REQUIRED WORK -
Find the lines in the records below that contain "badge", and report each of them.

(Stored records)
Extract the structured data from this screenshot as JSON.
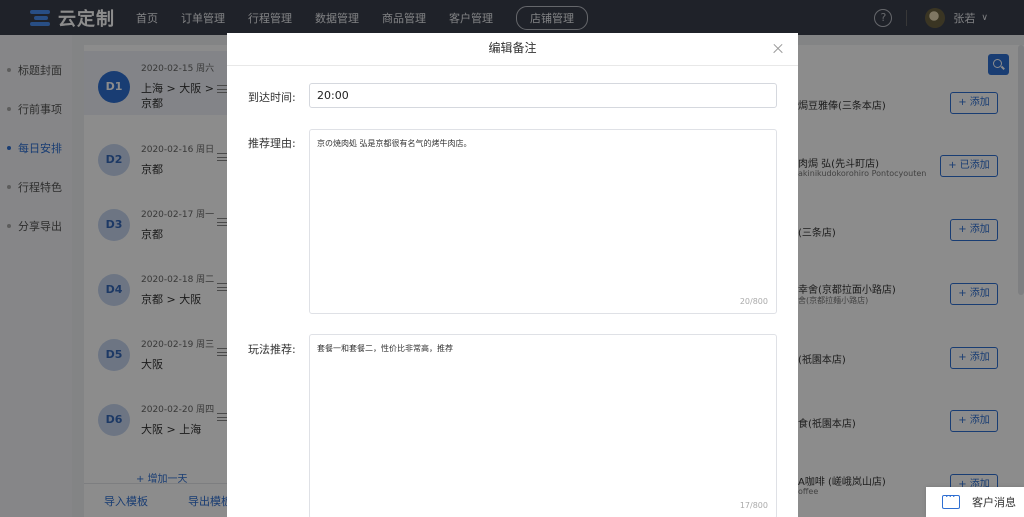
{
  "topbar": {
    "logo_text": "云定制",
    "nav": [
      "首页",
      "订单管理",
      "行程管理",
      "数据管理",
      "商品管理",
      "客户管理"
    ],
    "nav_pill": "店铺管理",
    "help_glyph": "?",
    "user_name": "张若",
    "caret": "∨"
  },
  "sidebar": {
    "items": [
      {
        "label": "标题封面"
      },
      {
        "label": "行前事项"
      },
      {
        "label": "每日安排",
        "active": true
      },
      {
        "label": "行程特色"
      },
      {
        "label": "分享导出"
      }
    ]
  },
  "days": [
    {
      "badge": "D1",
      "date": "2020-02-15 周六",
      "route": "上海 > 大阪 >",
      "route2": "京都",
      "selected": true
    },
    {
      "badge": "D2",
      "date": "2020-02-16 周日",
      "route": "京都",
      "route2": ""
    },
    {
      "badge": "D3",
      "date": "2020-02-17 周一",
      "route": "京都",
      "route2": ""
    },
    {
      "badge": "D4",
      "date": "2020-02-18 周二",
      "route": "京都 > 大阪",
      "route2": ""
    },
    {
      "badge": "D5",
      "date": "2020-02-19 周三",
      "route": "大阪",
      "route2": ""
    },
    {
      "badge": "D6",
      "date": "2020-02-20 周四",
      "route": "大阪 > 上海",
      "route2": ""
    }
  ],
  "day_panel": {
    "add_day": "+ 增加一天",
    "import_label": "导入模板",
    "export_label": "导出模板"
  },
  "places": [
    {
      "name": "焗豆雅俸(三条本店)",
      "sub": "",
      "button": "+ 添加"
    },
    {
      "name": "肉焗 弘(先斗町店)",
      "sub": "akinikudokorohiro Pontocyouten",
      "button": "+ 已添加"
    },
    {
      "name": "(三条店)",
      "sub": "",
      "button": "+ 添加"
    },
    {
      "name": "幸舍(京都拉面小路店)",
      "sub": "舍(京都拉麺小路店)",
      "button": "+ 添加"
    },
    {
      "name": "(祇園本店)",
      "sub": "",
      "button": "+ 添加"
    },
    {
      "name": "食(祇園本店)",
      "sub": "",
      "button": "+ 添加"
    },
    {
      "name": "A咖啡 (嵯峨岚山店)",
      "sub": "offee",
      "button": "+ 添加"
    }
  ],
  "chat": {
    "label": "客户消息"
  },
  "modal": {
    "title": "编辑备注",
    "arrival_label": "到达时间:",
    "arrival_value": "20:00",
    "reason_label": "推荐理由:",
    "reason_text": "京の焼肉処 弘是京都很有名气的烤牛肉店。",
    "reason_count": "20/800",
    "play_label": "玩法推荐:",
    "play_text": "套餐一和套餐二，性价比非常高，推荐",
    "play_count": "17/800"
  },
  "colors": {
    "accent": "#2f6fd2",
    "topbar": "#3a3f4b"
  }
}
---
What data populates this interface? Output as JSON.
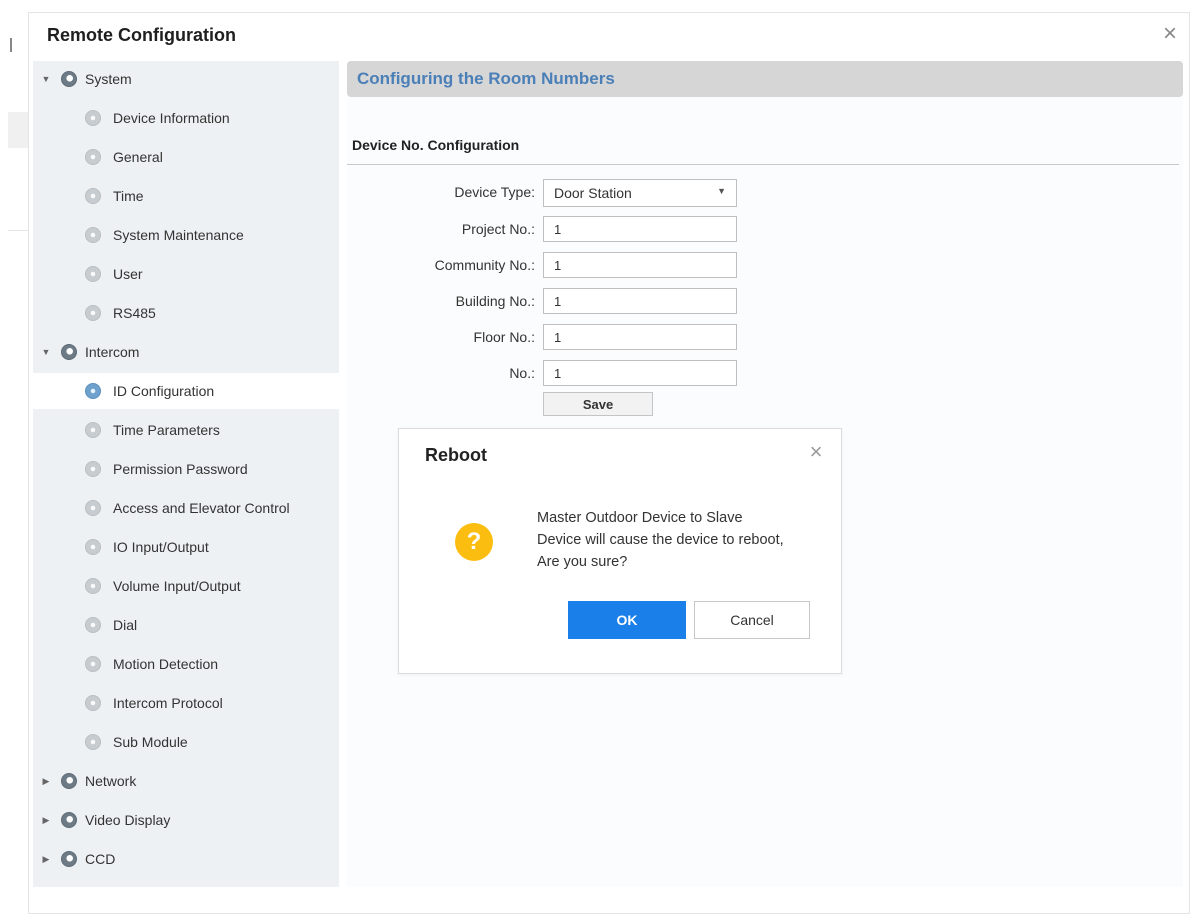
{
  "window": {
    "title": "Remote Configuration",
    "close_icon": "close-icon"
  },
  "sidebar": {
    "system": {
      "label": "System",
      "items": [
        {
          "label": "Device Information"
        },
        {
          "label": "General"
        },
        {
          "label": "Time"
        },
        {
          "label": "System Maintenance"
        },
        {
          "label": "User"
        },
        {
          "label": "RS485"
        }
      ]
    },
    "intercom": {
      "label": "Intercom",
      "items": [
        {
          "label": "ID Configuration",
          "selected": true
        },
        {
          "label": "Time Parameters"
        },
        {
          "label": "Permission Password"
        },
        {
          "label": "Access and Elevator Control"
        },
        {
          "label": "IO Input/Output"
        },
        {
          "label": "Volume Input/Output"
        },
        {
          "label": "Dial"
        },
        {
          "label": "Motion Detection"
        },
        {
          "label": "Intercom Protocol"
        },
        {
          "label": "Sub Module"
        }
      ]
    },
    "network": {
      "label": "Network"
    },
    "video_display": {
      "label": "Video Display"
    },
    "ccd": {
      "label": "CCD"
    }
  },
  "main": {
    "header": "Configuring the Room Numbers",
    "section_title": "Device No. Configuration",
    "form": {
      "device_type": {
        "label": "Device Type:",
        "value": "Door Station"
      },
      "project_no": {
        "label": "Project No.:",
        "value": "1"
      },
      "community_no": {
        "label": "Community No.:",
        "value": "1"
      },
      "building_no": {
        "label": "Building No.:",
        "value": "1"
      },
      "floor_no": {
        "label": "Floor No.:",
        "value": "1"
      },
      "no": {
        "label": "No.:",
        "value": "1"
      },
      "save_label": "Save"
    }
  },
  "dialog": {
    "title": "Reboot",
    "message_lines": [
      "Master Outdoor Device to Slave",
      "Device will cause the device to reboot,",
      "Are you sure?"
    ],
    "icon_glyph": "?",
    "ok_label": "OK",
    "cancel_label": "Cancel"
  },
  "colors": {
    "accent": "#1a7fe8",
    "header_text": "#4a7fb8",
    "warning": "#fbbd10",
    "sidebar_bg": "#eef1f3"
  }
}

TASK OUTPUT -
      "badge": "D1",
      "badge": "D2",
      "badge": "D3",
      "badge": "D4",
      "badge": "D5",
      "badge": "D6",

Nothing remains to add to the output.